Planking is the name given by Australian practitioners to the “lying-down game,” which originated in North East England in 1997 and took more than a decade to gather momentum. By 2009 it had been tagged by the British media as an “internet craze,” even though the activity is decidedly non-virtual. In September of that year, according to a report in the Sunday Times, seven doctors and nurses in Swindon were suspended from their jobs for playing the game. (Or, more to the point, for being photographed while lying prone “on resuscitation trolleys, ward floors and the building’s helipad.” As others have discovered to their rue, it’s not necessarily the doing that leads to downfall, it’s the documenting.)
The game acquired its shorter, more vivid name when it became popular in Australia in the spring of 2011. A May 11 article in the Sydney Morning Herald reported that the word planking was “so new it doesn’t have its own Wikipedia page.” Richard Litonjua, a Brisbane electrician who started a Facebook page for his fellow plankers, offered several rules, including “Be creative,” “Do it overseas,” and “Be a proper plank” (“'You've got to be a good straight plank, head straight, arms straight, legs down”).
Planking goes by several other names in countries where it’s popular: “à plat ventre” (France), “extreme lying down” (Australasia), “facedowns” (US and Ireland). In Taiwan, where the activity is popular among young women, practitioners call themselves Pujie Girls and use their public performances to promote various causes. According to a Pujie Girls Facebook page, “pujie” literally translates to “falling on the street” in Mandarin. The word is also a pun on the Cantonese curse “Puk Gai”: “may you drop dead.”
Meanwhile, in the United States, the Mad Magazine blog, The Idiotical, last week posted a series of doctored photos headlined “Planking Gone Too Far,” including this one:
The job of a lexicographer may often be sedentary, but it’s hardly lazy, what with words being invented, repurposed, and upcycled on a daily basis. For proof, see Oxford Dictionaries Online, which recently announced some of the most recent additions to the venerable word-hoard, including baby bump, man cave, unfollow, and ZOMG. Completely new to me: schmick, an Australian slang term, dating back to the 1980s, that means “stylish.”

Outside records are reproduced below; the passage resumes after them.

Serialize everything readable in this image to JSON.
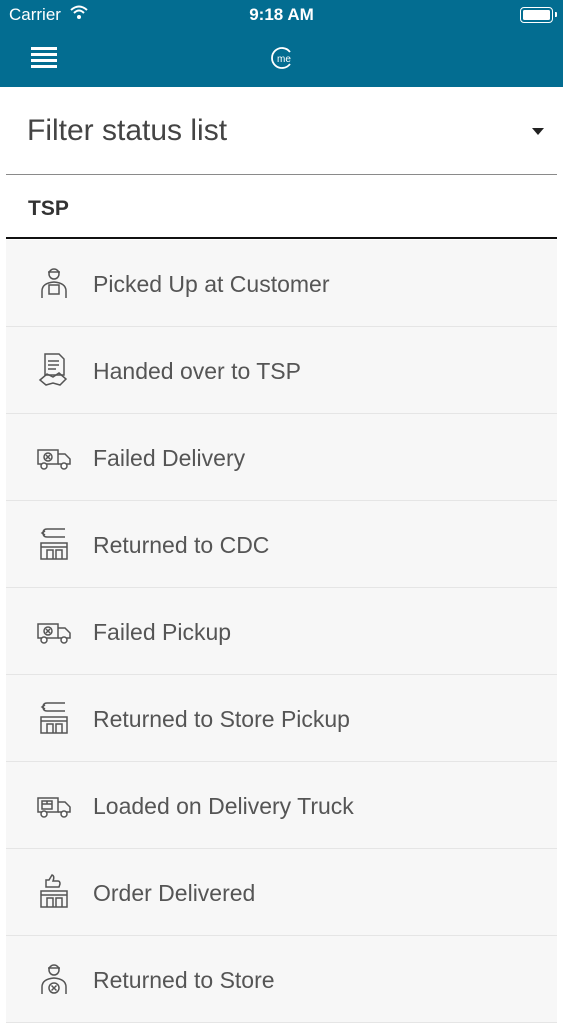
{
  "status_bar": {
    "carrier": "Carrier",
    "time": "9:18 AM"
  },
  "nav": {
    "logo_text": "me",
    "menu_icon": "hamburger-menu-icon"
  },
  "filter": {
    "label": "Filter status list"
  },
  "section": {
    "title": "TSP"
  },
  "items": [
    {
      "label": "Picked Up at Customer",
      "icon": "courier-with-box-icon"
    },
    {
      "label": "Handed over to TSP",
      "icon": "document-handshake-icon"
    },
    {
      "label": "Failed Delivery",
      "icon": "truck-failed-icon"
    },
    {
      "label": "Returned to CDC",
      "icon": "store-return-icon"
    },
    {
      "label": "Failed Pickup",
      "icon": "truck-failed-icon"
    },
    {
      "label": "Returned to Store Pickup",
      "icon": "store-return-icon"
    },
    {
      "label": "Loaded on Delivery Truck",
      "icon": "truck-loaded-icon"
    },
    {
      "label": "Order Delivered",
      "icon": "store-thumbs-up-icon"
    },
    {
      "label": "Returned to Store",
      "icon": "courier-failed-icon"
    }
  ]
}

Speaking of the OED, and speaking of venerable, Wordorigins.org has been posting weekly lists of words that first appeared in a particular year. The first list, of words whose first appearance was in 1911, includes allergen, floozy, ivory tower, and taupe, and quite a few surprises. Go to the home page to search for additional entries in the series.

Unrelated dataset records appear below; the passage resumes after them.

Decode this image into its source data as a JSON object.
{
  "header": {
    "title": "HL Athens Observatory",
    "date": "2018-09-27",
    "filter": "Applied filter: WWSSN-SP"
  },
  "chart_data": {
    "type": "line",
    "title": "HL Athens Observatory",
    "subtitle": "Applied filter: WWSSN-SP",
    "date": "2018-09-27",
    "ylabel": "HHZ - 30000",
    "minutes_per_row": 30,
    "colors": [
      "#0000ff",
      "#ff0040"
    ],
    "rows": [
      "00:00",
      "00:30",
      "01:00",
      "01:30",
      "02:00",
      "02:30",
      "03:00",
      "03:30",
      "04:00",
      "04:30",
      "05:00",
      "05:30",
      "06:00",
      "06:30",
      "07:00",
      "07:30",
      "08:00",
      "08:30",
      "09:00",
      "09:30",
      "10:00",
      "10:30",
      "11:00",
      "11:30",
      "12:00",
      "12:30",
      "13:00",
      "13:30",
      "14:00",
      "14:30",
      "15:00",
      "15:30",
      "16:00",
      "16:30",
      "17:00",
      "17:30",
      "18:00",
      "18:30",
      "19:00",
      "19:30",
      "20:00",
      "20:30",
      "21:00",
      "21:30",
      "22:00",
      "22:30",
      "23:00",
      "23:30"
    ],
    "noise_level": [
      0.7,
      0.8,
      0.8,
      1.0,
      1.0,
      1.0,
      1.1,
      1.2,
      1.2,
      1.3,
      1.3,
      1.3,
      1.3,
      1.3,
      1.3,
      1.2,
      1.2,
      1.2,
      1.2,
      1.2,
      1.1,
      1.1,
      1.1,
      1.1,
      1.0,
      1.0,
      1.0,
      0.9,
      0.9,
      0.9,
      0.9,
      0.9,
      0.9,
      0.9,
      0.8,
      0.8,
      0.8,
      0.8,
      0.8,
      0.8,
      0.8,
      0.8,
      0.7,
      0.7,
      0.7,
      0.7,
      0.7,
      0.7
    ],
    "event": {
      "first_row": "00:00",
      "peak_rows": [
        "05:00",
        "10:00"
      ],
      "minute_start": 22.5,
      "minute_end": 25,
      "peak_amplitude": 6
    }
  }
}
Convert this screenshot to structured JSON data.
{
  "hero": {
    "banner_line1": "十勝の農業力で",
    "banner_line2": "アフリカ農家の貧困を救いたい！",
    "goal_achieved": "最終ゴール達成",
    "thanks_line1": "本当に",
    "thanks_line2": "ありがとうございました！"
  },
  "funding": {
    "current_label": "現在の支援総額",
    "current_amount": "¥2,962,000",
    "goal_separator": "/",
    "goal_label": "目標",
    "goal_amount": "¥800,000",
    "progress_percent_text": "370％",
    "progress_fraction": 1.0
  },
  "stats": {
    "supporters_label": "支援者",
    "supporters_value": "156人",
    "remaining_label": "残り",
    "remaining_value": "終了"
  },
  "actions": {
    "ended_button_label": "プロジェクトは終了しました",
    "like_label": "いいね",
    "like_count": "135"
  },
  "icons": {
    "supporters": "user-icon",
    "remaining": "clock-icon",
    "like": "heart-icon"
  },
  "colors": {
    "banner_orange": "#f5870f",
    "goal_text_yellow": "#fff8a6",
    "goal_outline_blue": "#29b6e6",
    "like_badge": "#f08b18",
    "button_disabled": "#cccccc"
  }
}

There are new words, and there are newsy words. Newswordy, a newish blog, is a collection of buzzwords in the news. One word is presented (handsomely) each day, along with a quote, a definition, and news and Twitter feeds on the subject. Yesterday’s word was pernicious: “having a harmful effect, esp. in a gradual or subtle way.”
Over at Ironic Sans, a source of excellent why-didn’t-I-think-of-that ideas, David Friedman (no relation) proposes a new top-level Internet domain, .ugh, “for websites that can only be parody, complainy, or snarky.”
Something serious now: Pollywog, a naming and branding agency in Minneapolis, reminds us that nonprofit organizations aren’t exempt from trademark challenges. Case in point: a feud between the Susan G. Komen “Race for the Cure” and a smaller, Minnesota-based group that was using “Mush for the Cure” for a sled-dog race.
More serious stuff: “Before you start trying to come up with a name, you have to get real,” writes The Name Inspector. Here are his five hard truths of naming—essential reading for all entrepreneurs.